Christie Elan-Cane has campaigned for more than 25 years to achieve legal and social recognition as a person of non-gendered identity;
Christie has engaged with politicians of all mainstream parties and worked with various government departments to raise awareness of the issues surrounding non-gendered identity over a number of years;
Christie approached Clifford Chance LLP and subsequently instigated legal proceedings against the UK Home Office in order that its passport policy should be subject to judicial review after the political process had been exhausted and had failed;
Christie is not seeking special treatment however does seek to be treated fairly;
Christie would not accept an ‘X’ Passport without a policy change on their issuance;
Christie’s pronoun [third person singular] is per/per/perself.
Christie is represented, on a pro-bono basis, by Narind Singh, Eraldo D'Atri, Anne Collins and Jemima Roe of Clifford Chance LLP and Kate Gallafent QC, Tom Mountford and Gayatri Sarathy of Blackstone Chambers.
‘’Legitimate identity is a fundamental human right but non-gendered people are treated as though we have no rights. It is unacceptable that someone who defines as neither male nor female is forced to declare an inappropriate gender in order to obtain a passport.”
“This decision is devastating to me. It is bad news for everyone who cannot obtain a passport without the requirement imposed by the UK government that they should collude in their own social invisibility.”
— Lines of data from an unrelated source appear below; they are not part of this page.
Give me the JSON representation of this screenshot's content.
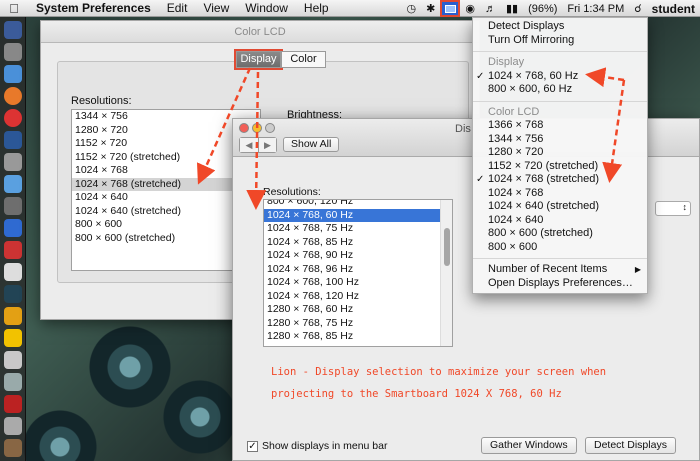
{
  "menubar": {
    "apple": "",
    "app": "System Preferences",
    "items": [
      "Edit",
      "View",
      "Window",
      "Help"
    ],
    "battery": "(96%)",
    "clock": "Fri 1:34 PM",
    "user": "student"
  },
  "back_window": {
    "title": "Color LCD",
    "tabs": [
      "Display",
      "Color"
    ],
    "resolutions_label": "Resolutions:",
    "resolutions": [
      "1344 × 756",
      "1280 × 720",
      "1152 × 720",
      "1152 × 720 (stretched)",
      "1024 × 768",
      "1024 × 768 (stretched)",
      "1024 × 640",
      "1024 × 640 (stretched)",
      "800 × 600",
      "800 × 600 (stretched)"
    ],
    "brightness_label": "Brightness:"
  },
  "front_window": {
    "title": "Dis",
    "show_all": "Show All",
    "resolutions_label": "Resolutions:",
    "resolutions": [
      "800 × 600, 120 Hz",
      "1024 × 768, 60 Hz",
      "1024 × 768, 75 Hz",
      "1024 × 768, 85 Hz",
      "1024 × 768, 90 Hz",
      "1024 × 768, 96 Hz",
      "1024 × 768, 100 Hz",
      "1024 × 768, 120 Hz",
      "1280 × 768, 60 Hz",
      "1280 × 768, 75 Hz",
      "1280 × 768, 85 Hz"
    ],
    "note_line1": "Lion - Display selection to maximize your screen when",
    "note_line2": "projecting to the Smartboard 1024 X 768, 60 Hz",
    "checkbox_label": "Show displays in menu bar",
    "gather_windows": "Gather Windows",
    "detect_displays": "Detect Displays"
  },
  "dropdown": {
    "detect": "Detect Displays",
    "turn_off_mirroring": "Turn Off Mirroring",
    "display_header": "Display",
    "display_items": [
      "1024 × 768, 60 Hz",
      "800 × 600, 60 Hz"
    ],
    "color_lcd_header": "Color LCD",
    "lcd_items": [
      "1366 × 768",
      "1344 × 756",
      "1280 × 720",
      "1152 × 720 (stretched)",
      "1024 × 768 (stretched)",
      "1024 × 768",
      "1024 × 640 (stretched)",
      "1024 × 640",
      "800 × 600 (stretched)",
      "800 × 600"
    ],
    "recent": "Number of Recent Items",
    "open_prefs": "Open Displays Preferences…"
  },
  "colors": {
    "annotation": "#f04828",
    "selection": "#3875d7"
  }
}
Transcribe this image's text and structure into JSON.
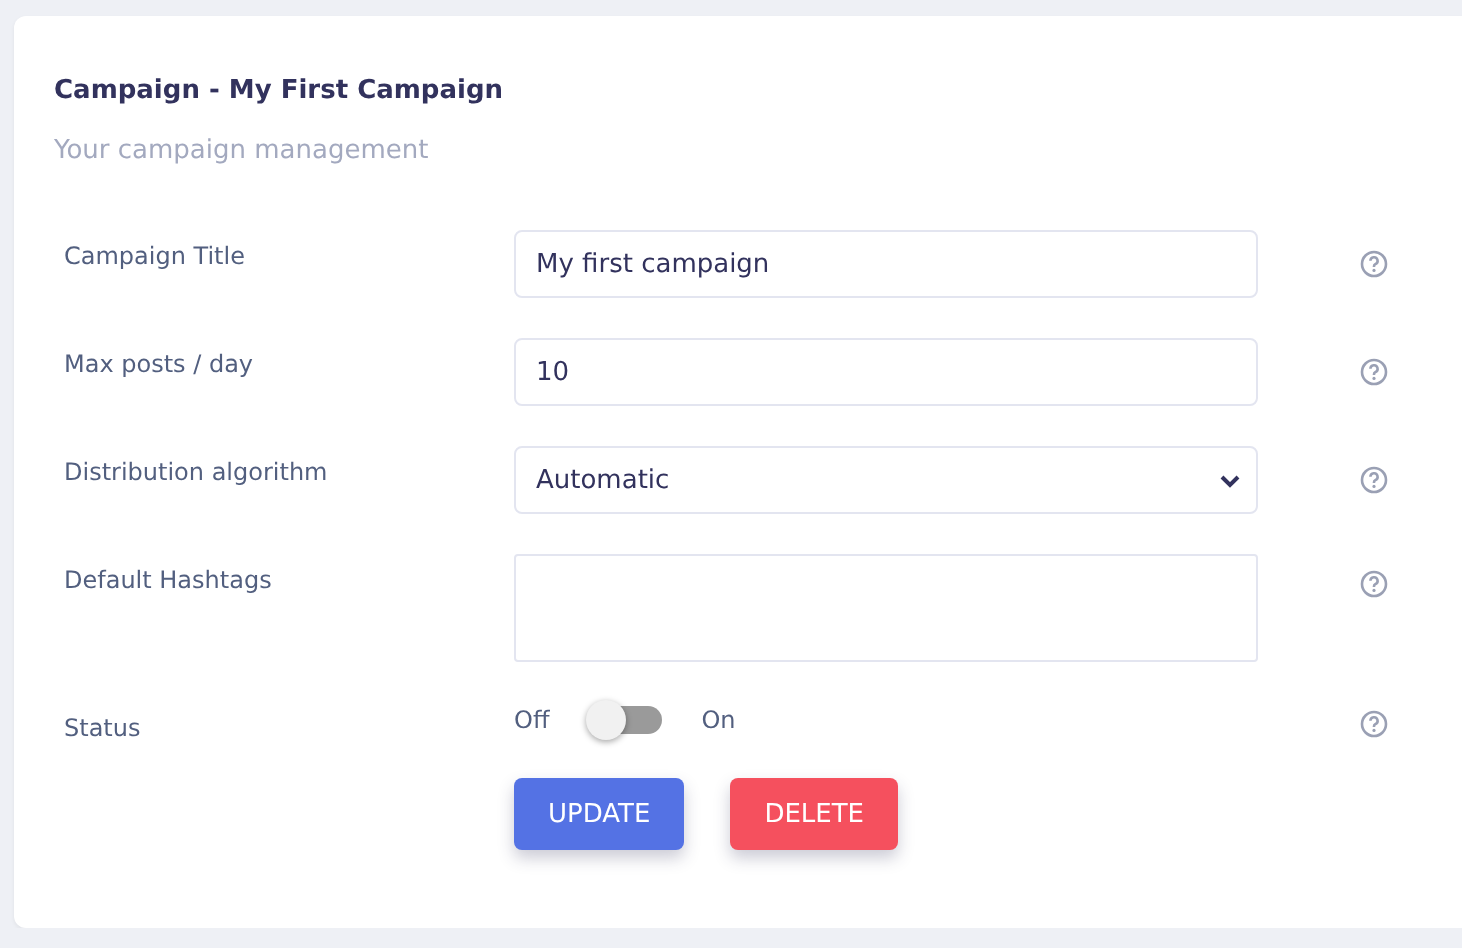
{
  "card": {
    "title": "Campaign - My First Campaign",
    "subtitle": "Your campaign management"
  },
  "fields": [
    {
      "kind": "text",
      "label": "Campaign Title",
      "value": "My first campaign"
    },
    {
      "kind": "text",
      "label": "Max posts / day",
      "value": "10"
    },
    {
      "kind": "select",
      "label": "Distribution algorithm",
      "value": "Automatic"
    },
    {
      "kind": "textarea",
      "label": "Default Hashtags"
    },
    {
      "kind": "toggle",
      "label": "Status",
      "off_label": "Off",
      "on_label": "On",
      "on": false
    }
  ],
  "buttons": [
    {
      "kind": "primary",
      "label": "UPDATE"
    },
    {
      "kind": "danger",
      "label": "DELETE"
    }
  ]
}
“I have nothing further to add at this moment other than that my legal team will seek permission to appeal this decision on my behalf in order that the case can be heard before the Supreme Court. Justice delayed is justice denied.”
Court of Appeal Judgment handed down 10/03/20 full text HERE
Video recordings of two day appeal hearing 03-04/12/19 HERE
High Court Judgment handed down 22/06/18 full text HERE
‘X’ Passports comply with UN International Civil Aviation Organisation [ICAO] accepted standards for Machine Readable Travel Documents
‘M’, ‘F’ and ‘X’ are permitted characters for ‘Sex’, a mandatory identification category for Machine Readable Travel Documents as specified in ICAO Document 9303
‘X’ indicates the passport holder’s sex as ‘’Unspecified’’
‘X’ Passports [or passports that display an alternative non gender-specific character] are issued in Australia, Austria, Canada, Denmark, Germany, Iceland, India, Malta, Netherlands, New Zealand, Nepal, Pakistan and Uruguay.
The UK recognises ‘X’ Passports where issued in another country as a valid travel document at its border control points